Poor health outcomes among Mexican-American children are not paradoxical given evidence that shows that both Mexican-American adults and children are disadvantaged in terms of health insurance coverage, access to healthcare, and utilization of healthcare. Analyses of various sources of national data show that Hispanic children have the lowest rates of health insurance coverage of all major U.S. racial/ethnic groups (DeNavas-Walt, Proctor, and Lee, 2005:17-19). Among Hispanics, Mexican-American children are most likely to be uninsured (Scott and Ni, 2004; Huang, 1997). They are the most likely to lack a regular source of healthcare and have unmet medical needs due to cost (Scott and Ni, 2004). They also have the fewest physician visits and are the most likely to not have seen a doctor within the past year (Flores et al., 1999).

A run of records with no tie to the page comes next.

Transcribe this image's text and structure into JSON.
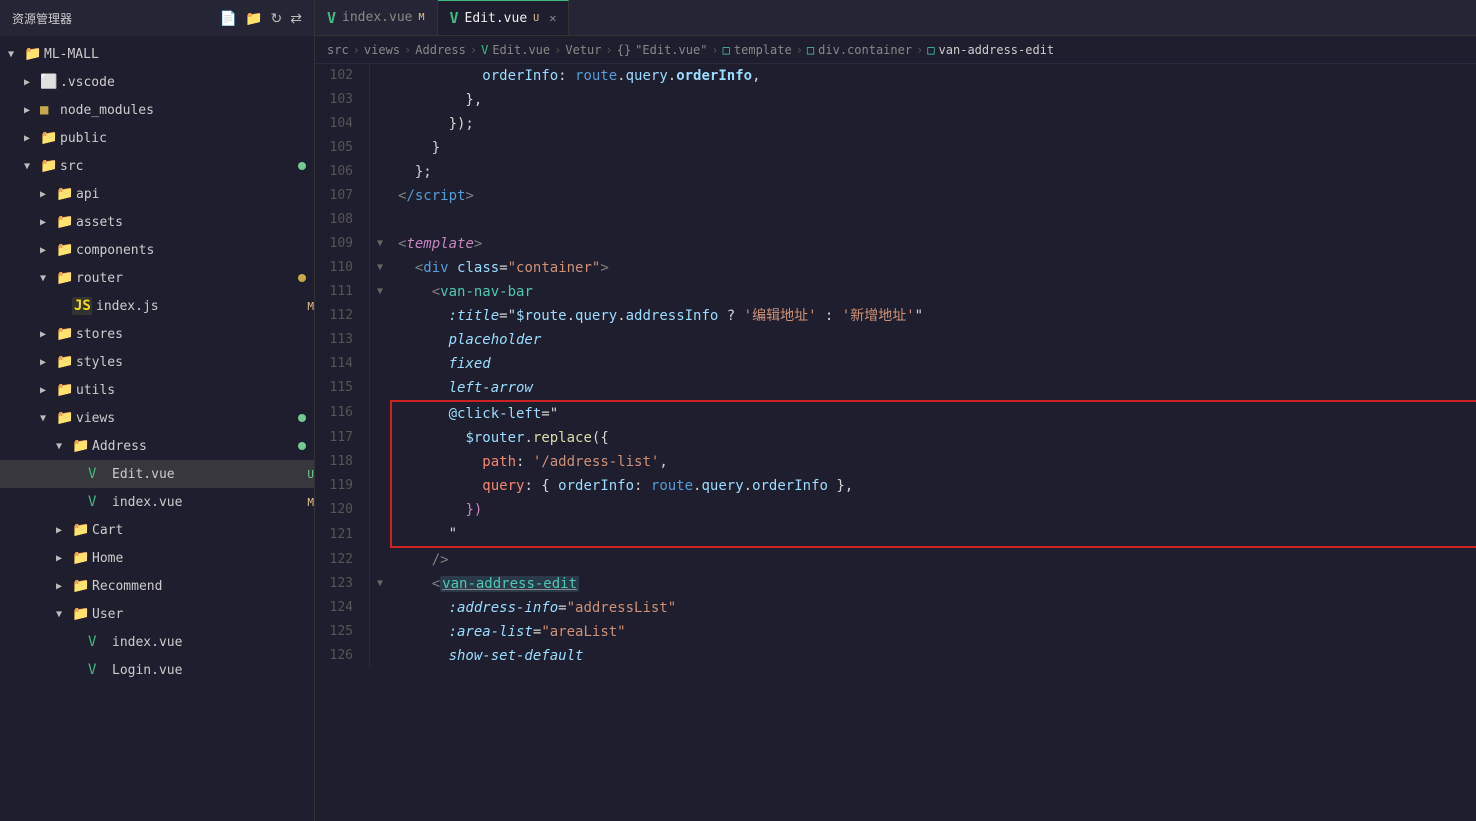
{
  "sidebar": {
    "title": "资源管理器",
    "root": "ML-MALL",
    "items": [
      {
        "id": "vscode",
        "label": ".vscode",
        "type": "folder",
        "icon": "vscode",
        "indent": 1,
        "collapsed": true
      },
      {
        "id": "node_modules",
        "label": "node_modules",
        "type": "folder",
        "icon": "node",
        "indent": 1,
        "collapsed": true
      },
      {
        "id": "public",
        "label": "public",
        "type": "folder",
        "icon": "folder",
        "indent": 1,
        "collapsed": true
      },
      {
        "id": "src",
        "label": "src",
        "type": "folder",
        "icon": "folder",
        "indent": 1,
        "collapsed": false,
        "badge": "dot-green"
      },
      {
        "id": "api",
        "label": "api",
        "type": "folder",
        "icon": "folder",
        "indent": 2,
        "collapsed": true
      },
      {
        "id": "assets",
        "label": "assets",
        "type": "folder",
        "icon": "folder",
        "indent": 2,
        "collapsed": true
      },
      {
        "id": "components",
        "label": "components",
        "type": "folder",
        "icon": "folder",
        "indent": 2,
        "collapsed": true
      },
      {
        "id": "router",
        "label": "router",
        "type": "folder",
        "icon": "folder",
        "indent": 2,
        "collapsed": false,
        "badge": "dot-olive"
      },
      {
        "id": "index-js",
        "label": "index.js",
        "type": "js",
        "indent": 3,
        "modifier": "M"
      },
      {
        "id": "stores",
        "label": "stores",
        "type": "folder",
        "icon": "folder",
        "indent": 2,
        "collapsed": true
      },
      {
        "id": "styles",
        "label": "styles",
        "type": "folder",
        "icon": "folder",
        "indent": 2,
        "collapsed": true
      },
      {
        "id": "utils",
        "label": "utils",
        "type": "folder",
        "icon": "folder",
        "indent": 2,
        "collapsed": true
      },
      {
        "id": "views",
        "label": "views",
        "type": "folder",
        "icon": "folder",
        "indent": 2,
        "collapsed": false,
        "badge": "dot-green"
      },
      {
        "id": "address",
        "label": "Address",
        "type": "folder",
        "icon": "folder",
        "indent": 3,
        "collapsed": false,
        "badge": "dot-green"
      },
      {
        "id": "edit-vue",
        "label": "Edit.vue",
        "type": "vue",
        "indent": 4,
        "modifier": "U",
        "active": true
      },
      {
        "id": "index-vue-addr",
        "label": "index.vue",
        "type": "vue",
        "indent": 4,
        "modifier": "M"
      },
      {
        "id": "cart",
        "label": "Cart",
        "type": "folder",
        "icon": "folder",
        "indent": 3,
        "collapsed": true
      },
      {
        "id": "home",
        "label": "Home",
        "type": "folder",
        "icon": "folder",
        "indent": 3,
        "collapsed": true
      },
      {
        "id": "recommend",
        "label": "Recommend",
        "type": "folder",
        "icon": "folder",
        "indent": 3,
        "collapsed": true
      },
      {
        "id": "user",
        "label": "User",
        "type": "folder",
        "icon": "folder",
        "indent": 3,
        "collapsed": false
      },
      {
        "id": "user-index",
        "label": "index.vue",
        "type": "vue",
        "indent": 4
      },
      {
        "id": "user-login",
        "label": "Login.vue",
        "type": "vue",
        "indent": 4
      }
    ]
  },
  "tabs": [
    {
      "id": "index-vue",
      "label": "index.vue",
      "modifier": "M",
      "active": false
    },
    {
      "id": "edit-vue",
      "label": "Edit.vue",
      "modifier": "U",
      "active": true,
      "closable": true
    }
  ],
  "breadcrumb": {
    "parts": [
      "src",
      ">",
      "views",
      ">",
      "Address",
      ">",
      "Edit.vue",
      ">",
      "Vetur",
      ">",
      "{}",
      "\"Edit.vue\"",
      ">",
      "template",
      ">",
      "div.container",
      ">",
      "van-address-edit"
    ]
  },
  "code": {
    "lines": [
      {
        "num": 102,
        "arrow": "",
        "content": "orderInfo_line",
        "highlight": false
      },
      {
        "num": 103,
        "arrow": "",
        "content": "comma_line",
        "highlight": false
      },
      {
        "num": 104,
        "arrow": "",
        "content": "close_paren_line",
        "highlight": false
      },
      {
        "num": 105,
        "arrow": "",
        "content": "close_brace_line",
        "highlight": false
      },
      {
        "num": 106,
        "arrow": "",
        "content": "semicolon_line",
        "highlight": false
      },
      {
        "num": 107,
        "arrow": "",
        "content": "close_script_line",
        "highlight": false
      },
      {
        "num": 108,
        "arrow": "",
        "content": "empty",
        "highlight": false
      },
      {
        "num": 109,
        "arrow": "▼",
        "content": "template_open",
        "highlight": false
      },
      {
        "num": 110,
        "arrow": "▼",
        "content": "div_container",
        "highlight": false
      },
      {
        "num": 111,
        "arrow": "▼",
        "content": "van_nav_bar",
        "highlight": false
      },
      {
        "num": 112,
        "arrow": "",
        "content": "title_line",
        "highlight": false
      },
      {
        "num": 113,
        "arrow": "",
        "content": "placeholder_line",
        "highlight": false
      },
      {
        "num": 114,
        "arrow": "",
        "content": "fixed_line",
        "highlight": false
      },
      {
        "num": 115,
        "arrow": "",
        "content": "left_arrow_line",
        "highlight": false
      },
      {
        "num": 116,
        "arrow": "",
        "content": "click_left_start",
        "highlight": true,
        "htype": "start"
      },
      {
        "num": 117,
        "arrow": "",
        "content": "router_replace_line",
        "highlight": true,
        "htype": "mid"
      },
      {
        "num": 118,
        "arrow": "",
        "content": "path_line",
        "highlight": true,
        "htype": "mid"
      },
      {
        "num": 119,
        "arrow": "",
        "content": "query_line",
        "highlight": true,
        "htype": "mid"
      },
      {
        "num": 120,
        "arrow": "",
        "content": "close_router_line",
        "highlight": true,
        "htype": "mid"
      },
      {
        "num": 121,
        "arrow": "",
        "content": "quote_close_line",
        "highlight": true,
        "htype": "end"
      },
      {
        "num": 122,
        "arrow": "",
        "content": "close_tag_line",
        "highlight": false
      },
      {
        "num": 123,
        "arrow": "▼",
        "content": "van_address_edit",
        "highlight": false
      },
      {
        "num": 124,
        "arrow": "",
        "content": "address_info_line",
        "highlight": false
      },
      {
        "num": 125,
        "arrow": "",
        "content": "area_list_line",
        "highlight": false
      },
      {
        "num": 126,
        "arrow": "",
        "content": "show_set_default",
        "highlight": false
      }
    ]
  }
}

Most studies in the area have not been able to separate Mexican-American children by nativity and generation, an important distinction given the heterogeneity of the Mexican-American population (Bean and Tienda, 1987; Saenz, 2006), and some research that shows that health tends to deteriorate among immigrant groups across time and generational status in the United States (Landale, Oropesa, and Gorman, 2000; Lopez-Gonzalez, Aravena, and Hummer, 2005; National Research Council, 1998). Burgos et al. (2005) recently helped fill this gap by showing that first-generation Mexican-American children (i.e., foreign-born children) aged 0-16 were, by far, the most likely subset of Mexican-American children to be uninsured, to lack a regular source of care, and to not have seen a doctor in the past year. Burgos and colleagues show (2005:Table 1) that an astonishing percentage (64.2 percent) of first-generation Mexican-American children lack any kind of health insurance coverage at all; second- and third-generation Mexican-American children are covered at higher rates but still have substantially higher rates of noncoverage compared to non-Hispanic black and white children (25.4 and 15.9 percent of second- and third-generation Mexican Americans are uncovered, respectively, vs. 10 and 7.5 percent of black and white children, respectively). In their analysis of access to care, the authors find that, net of health insurance differences across groups, there are no significant differences between second- and third-generation Mexican Americans and white children in terms of having a usual source of care or having seen a doctor in the past year. Thus, access differences between second- and third-generation Mexican-American children and whites could be largely rooted in health insurance differences across these groups.
We build on this important prior work in …